  28. 28. ILO-UNDP report to G20 1. The G20 could call on international organizations to work together, under a common framework, to provide support to countries that wish to strengthen and expand their social protection systems. This support should be provided according to the unique and diverse circumstances of individual countries and guided by the principles below. It should facilitate learning from successful experiences, through effective South South, North South and triangular approaches. 2. The G20 could request the establishment of a knowledge exchange network, in convergence with actions under Pillar 9, which could be hosted by a specific agency and owned by a broad initiative of agencies. 3. The G20 could call on international organizations, including the IMF, ILO, UNDP, UNICEF, the World Bank, the WFP, the WHO and the regional development banks, that provide technical advisory services in social protection, to establish a mechanism to improve their coordination and policy coherence towards supporting countries in designing and implementing national social protection systems. Key recommendations

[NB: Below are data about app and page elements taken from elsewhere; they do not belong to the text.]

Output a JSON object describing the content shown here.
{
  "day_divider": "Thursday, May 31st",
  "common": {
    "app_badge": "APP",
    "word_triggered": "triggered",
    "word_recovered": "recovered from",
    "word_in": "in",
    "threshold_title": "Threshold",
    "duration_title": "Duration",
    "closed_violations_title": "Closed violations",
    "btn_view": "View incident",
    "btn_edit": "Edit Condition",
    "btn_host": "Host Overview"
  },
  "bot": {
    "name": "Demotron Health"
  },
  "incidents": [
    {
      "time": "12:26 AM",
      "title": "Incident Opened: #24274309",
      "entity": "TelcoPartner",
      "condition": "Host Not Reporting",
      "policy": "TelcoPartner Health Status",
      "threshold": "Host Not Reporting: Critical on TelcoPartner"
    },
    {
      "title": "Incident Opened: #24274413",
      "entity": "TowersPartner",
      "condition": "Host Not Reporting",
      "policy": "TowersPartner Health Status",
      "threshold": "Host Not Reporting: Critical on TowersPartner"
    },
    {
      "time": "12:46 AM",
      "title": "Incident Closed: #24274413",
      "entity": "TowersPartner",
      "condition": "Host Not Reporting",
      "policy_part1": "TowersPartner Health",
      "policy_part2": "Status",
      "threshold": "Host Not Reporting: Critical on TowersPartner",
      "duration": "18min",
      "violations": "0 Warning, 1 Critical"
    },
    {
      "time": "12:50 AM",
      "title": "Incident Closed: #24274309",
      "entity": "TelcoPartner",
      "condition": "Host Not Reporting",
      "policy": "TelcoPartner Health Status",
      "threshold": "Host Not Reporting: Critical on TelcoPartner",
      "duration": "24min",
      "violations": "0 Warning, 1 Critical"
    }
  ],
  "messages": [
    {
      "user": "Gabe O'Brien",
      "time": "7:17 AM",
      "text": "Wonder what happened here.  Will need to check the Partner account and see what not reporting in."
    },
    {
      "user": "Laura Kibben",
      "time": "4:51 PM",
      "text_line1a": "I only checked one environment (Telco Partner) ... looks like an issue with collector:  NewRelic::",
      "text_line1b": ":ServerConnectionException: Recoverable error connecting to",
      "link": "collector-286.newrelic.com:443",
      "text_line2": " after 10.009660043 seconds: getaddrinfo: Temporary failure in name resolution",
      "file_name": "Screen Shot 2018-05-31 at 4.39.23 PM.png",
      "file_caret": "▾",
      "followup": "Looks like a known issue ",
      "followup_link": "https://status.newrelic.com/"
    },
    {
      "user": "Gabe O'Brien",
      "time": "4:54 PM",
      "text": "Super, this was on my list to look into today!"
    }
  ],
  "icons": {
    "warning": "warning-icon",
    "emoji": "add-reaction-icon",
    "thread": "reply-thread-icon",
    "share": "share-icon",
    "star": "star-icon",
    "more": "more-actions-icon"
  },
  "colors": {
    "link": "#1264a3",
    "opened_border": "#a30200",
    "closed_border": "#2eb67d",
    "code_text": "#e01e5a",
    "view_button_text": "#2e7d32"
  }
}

  29. 29. ILO-UNDP report to G20 DWG 4. The G20 could call on the ILO and UNDP, in collaboration with relevant international organizations, to map progress towards extending social protection coverage in low and middle income, countries, including crisis‐relevant social protection mechanisms, and report to the Development Group in 2012. This work should include extensive primarily research as well as the collection of successful practices and lessons learnt.   5. The G20 Leaders could call on the donor community, including themselves as donor countries, international organizations, the European Commission and OECD‐DAC, as well as South‐South and Triangular cooperation channels to consider coordinated support of social protection initiatives in a group of self‐selected pilot countries. Innovative financing mechanisms could be designed to start up the process on cost‐sharing basis in line with the discussions. Key recommendations
  30. 30. South-South Learning on Social Protection: Policy Dialogue and Engagement <ul><ul><li>Thank you! </li></ul></ul><ul><ul><li>[email_address] </li></ul></ul><ul><ul><li> </li></ul></ul><ul><ul><li>Twitter: @UNDP_IPC </li></ul></ul><ul><ul><li>Photos: Humanizing Development Global Photography Campaign, IPC-IG </li></ul></ul>